Found this drawing in a discard pile! I bet I put it there thinking it was a bit too whacked, but now? Nope! In fact, I’m getting the urge to do more nutso kitties!
I’m beginning to realize how far I’ve come with my grays. They’re frustratingly hard to use well, but what power they have when I get it right! I think this picture has even more presence than the one I showed you yesterday, without depending so much on potent darks! Actually, both pictures together are a good pairing.
I’m also very pleased with the conversation/visual balance between all of the textures – both painted and real. And it looks almost as if this picture happened on it’s own too. It didn’t, of course, but the more I get out of the way, the better my work seems to become.
Here, take a closer look at each of the sheets to see what I mean:

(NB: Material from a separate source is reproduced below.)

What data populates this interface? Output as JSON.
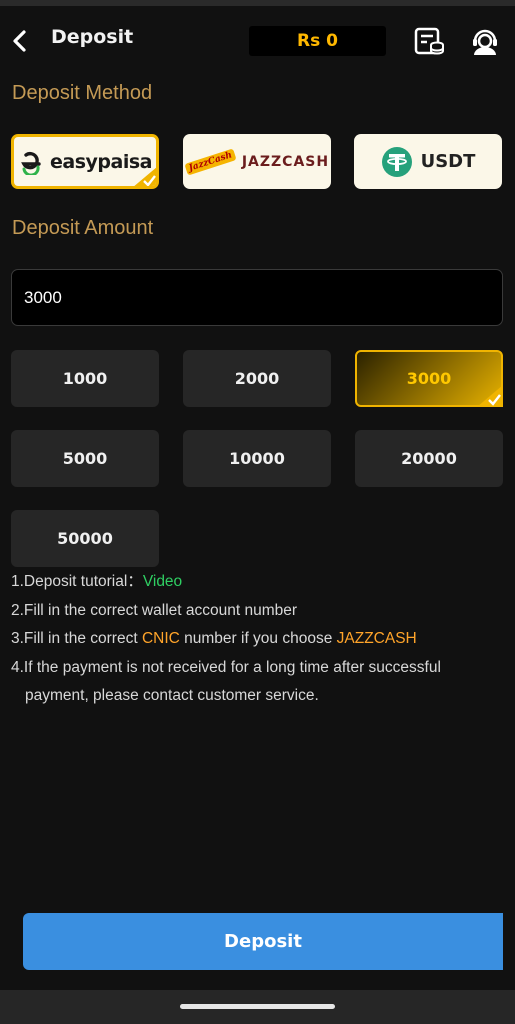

This seems to be a favorite among my little circle of advisors. The scan is also particularly good.
CLICK IT TO GET A REALLY GOOD LOOK!
Yep, you’ve seen a studio snapshot of this one already, but now we have a REALLY fine scan – and the picture is so lovely that you must see it as it should be seen!
There are areas in the wings that are some of the nicest, most unimpeded ink work I’ve done. Yet it all turned out EXACTLY RIGHT! What’s the lesson in this? Thinkin’ on it.
The texture/scraping in the stem at right, and the scrubbed graininess of the bloom are especially wonderful. This is a tires old Autumn bloom, past it’s glory but stubbornly holding on.
Here are enlarged views of each sheet:
Sometimes it’s just a little scrap of a cat found in a forgotten pile!
This has such presence! Why do certain pictures so claim their personality? Doesn’t seem to have much to do with me.
There’s brushwork and tricksy stuff happening in there, but also plenty of inked collage. And my method has turned very geologic = grinding, sanding, wrinkling twisting & torquing. At the end of it all, it took more time to get the picture stabilized!
Here are closer views:
A quick romp in grays = abstract + grainy + quick off my brush. There’s a lot of artifact too – and by that I mean all the marks/detritus that happened on their own along side the marks I meant to make.
I often move to fast to be neat – – – and isn’t neat pretty darned boring? It lacks surprise.
Here is the picture that led to the one I showed you yesterday, except this is a really good scan. Much better than a quick snapshot, right? Now you can see (and I hope appreciate) some of the nuance and cacophony that so often play tag in my ink work. I try very hard to layer and intermix textures you might not expect.